Calder often tells the story of his PhD studies at the University of Leeds in the United Kingdom. When he first arrived, he was intimidated by the “articulate, sophisticated British graduate students” around him. But three years later, he was the only one in his class who had finished his dissertation and earned his degree.
“I’ve always said that my training at the U of S gave me a real leg up,” he said.
Calder returned to a faculty position at USask and took up writing. As a Saskatchewan-based author in the early 1970s, it would have been easy to succumb to the belief that an international reputation was out of reach.
“The old idea was that you had to move away from Saskatchewan, even if you were a writer—that you needed to be in Toronto or London or New York or someplace where you were closer to the publishing world,” he said.
Calder tried anyway. When his first book, W. Somerset Maugham and the Quest for Freedom, was published in 1972 by Heinemann in the United Kingdom and Doubleday in the United States—two of the most prestigious international presses—Calder cut a path that other Saskatchewan writers would follow.
Always a proud prairie resident, Calder savoured seeing the words “University of Saskatchewan” on the jackets of his books and reading the name of his home province—occasionally misspelled—in reviews from The Telegraph or The New York Times.
He spent 45 years in the College of Arts and Science, one of the rare faculty members able to balance the life of a professor with a successful writing career.
As an author, Calder is hard to categorize. His 11 books have spanned everything from literary criticism to biography to cultural history to sports history—including two books on the Saskatchewan Roughriders. But Calder won his greatest fame for his work on William Somerset Maugham.
Maugham, one of the most popular English authors of the early 20th century, was considered a “middlebrow” writer and mostly ignored by the academic world. Yet Calder was captivated when he first read one of Maugham’s books while studying at USask.
“It was a masterwork of simple, lucid but intelligent writing,” he said.
Calder chose Maugham as the focus of his PhD studies and of his 1972 debut book.
He hoped to follow that first book with a biography of Maugham, but the deceased author didn’t make it easy. In his final years, Maugham burned his private papers and asked his friends and family not to cooperate with any biographer after his death.
Calder therefore received a chilly reception in 1976 when he approached Maugham’s literary estate for permission to quote from the author’s letters. “I had the door slammed on me,” he recalled.
Calder was disheartened to learn that the estate then turned around and gave full access to a Pulitzer Prize-winning American journalist writing another biography of Maugham. Even worse, Calder’s rival biographer was working full-time on his book, while Calder had to split his focus with his responsibilities as a USask faculty member.
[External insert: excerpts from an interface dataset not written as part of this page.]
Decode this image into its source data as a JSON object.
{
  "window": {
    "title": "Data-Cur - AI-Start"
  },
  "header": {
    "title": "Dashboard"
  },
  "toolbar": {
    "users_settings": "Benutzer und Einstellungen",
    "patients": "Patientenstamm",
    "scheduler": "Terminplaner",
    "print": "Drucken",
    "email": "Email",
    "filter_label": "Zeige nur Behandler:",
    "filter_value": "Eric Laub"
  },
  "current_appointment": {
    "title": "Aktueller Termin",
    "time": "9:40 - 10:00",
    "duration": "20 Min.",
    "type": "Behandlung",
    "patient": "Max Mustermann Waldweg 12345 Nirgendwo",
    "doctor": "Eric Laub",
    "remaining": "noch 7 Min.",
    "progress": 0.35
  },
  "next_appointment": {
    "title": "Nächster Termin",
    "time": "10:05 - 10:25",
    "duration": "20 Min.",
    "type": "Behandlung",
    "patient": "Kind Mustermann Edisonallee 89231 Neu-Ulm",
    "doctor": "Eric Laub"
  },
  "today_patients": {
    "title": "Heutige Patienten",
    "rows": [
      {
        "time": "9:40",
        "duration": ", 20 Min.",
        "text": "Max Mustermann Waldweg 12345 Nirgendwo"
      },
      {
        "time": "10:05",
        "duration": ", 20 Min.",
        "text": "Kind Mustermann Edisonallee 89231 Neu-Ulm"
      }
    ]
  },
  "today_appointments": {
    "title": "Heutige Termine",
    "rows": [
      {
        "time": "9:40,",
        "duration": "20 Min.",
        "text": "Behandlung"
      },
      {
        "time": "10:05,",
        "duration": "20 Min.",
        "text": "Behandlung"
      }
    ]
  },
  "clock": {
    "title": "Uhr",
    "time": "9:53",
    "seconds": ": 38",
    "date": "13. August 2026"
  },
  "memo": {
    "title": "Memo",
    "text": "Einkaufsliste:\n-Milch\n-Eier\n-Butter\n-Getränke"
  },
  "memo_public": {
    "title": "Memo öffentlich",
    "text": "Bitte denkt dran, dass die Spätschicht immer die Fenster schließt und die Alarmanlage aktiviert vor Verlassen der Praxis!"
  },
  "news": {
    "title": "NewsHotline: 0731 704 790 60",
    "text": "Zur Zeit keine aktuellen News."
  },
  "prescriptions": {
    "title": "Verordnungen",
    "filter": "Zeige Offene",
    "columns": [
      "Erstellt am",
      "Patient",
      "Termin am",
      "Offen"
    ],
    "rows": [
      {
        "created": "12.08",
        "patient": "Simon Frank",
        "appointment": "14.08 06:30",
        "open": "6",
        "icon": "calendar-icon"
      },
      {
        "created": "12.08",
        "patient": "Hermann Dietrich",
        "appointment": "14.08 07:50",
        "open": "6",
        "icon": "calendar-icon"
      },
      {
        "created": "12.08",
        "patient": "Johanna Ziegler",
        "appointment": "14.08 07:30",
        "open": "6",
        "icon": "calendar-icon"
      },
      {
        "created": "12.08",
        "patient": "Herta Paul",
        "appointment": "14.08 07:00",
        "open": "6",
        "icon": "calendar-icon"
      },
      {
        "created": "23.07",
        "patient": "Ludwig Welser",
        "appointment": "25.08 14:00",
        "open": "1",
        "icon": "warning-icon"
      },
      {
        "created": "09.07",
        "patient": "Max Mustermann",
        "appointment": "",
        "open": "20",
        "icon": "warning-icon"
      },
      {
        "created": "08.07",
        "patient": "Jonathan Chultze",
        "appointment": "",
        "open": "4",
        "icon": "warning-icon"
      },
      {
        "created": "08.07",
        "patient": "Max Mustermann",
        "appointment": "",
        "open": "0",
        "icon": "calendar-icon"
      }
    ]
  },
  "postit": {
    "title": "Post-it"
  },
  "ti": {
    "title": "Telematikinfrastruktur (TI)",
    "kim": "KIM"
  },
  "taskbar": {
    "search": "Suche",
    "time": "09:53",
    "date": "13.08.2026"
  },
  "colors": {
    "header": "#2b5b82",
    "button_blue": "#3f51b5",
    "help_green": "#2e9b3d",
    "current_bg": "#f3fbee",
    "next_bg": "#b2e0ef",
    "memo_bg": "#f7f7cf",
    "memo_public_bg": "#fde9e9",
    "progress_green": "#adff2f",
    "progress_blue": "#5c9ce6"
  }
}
“That bothered me a great deal,” said Calder, “and I thought, you know, when his book comes out, I’m done.”
But he stubbornly carried on with his unauthorized biography, and when it was published in 1989, Calder’s book was the one hailed by critics as the definitive biography of Maugham.
“That was very satisfying, I have to say,” said Calder.
Willie: The Life of W. Somerset Maugham earned Calder the Governor General’s Literary Award for Non-Fiction and cemented his reputation as the world’s leading authority on Maugham.
Calder admits his career might have benefited if he’d taken the traditional academic path of devoting his writing to one subject such as Maugham. But curiosity and passion compelled him to keep branching out.
His 1984 and 2009 books on the Saskatchewan Roughriders grew out of his lifelong love of the local team. His latest book, A Hero for the Americas: The Legend of Gonzalo Guerrero, arose from a historical account Calder heard while vacationing on the Yucatan Peninsula. He is working on two more books: An autobiography and a study of the film adaptations of the works of Maugham.
“The books that I think I’ve done best on were the ones that I really got obsessed about. And it makes me not an easy person to live with, as my wife will tell you,” said Calder. “But I think the best things that writers produce are the ones where they have an obsession about it—a real passion to somehow put this material together and then explain it to people.”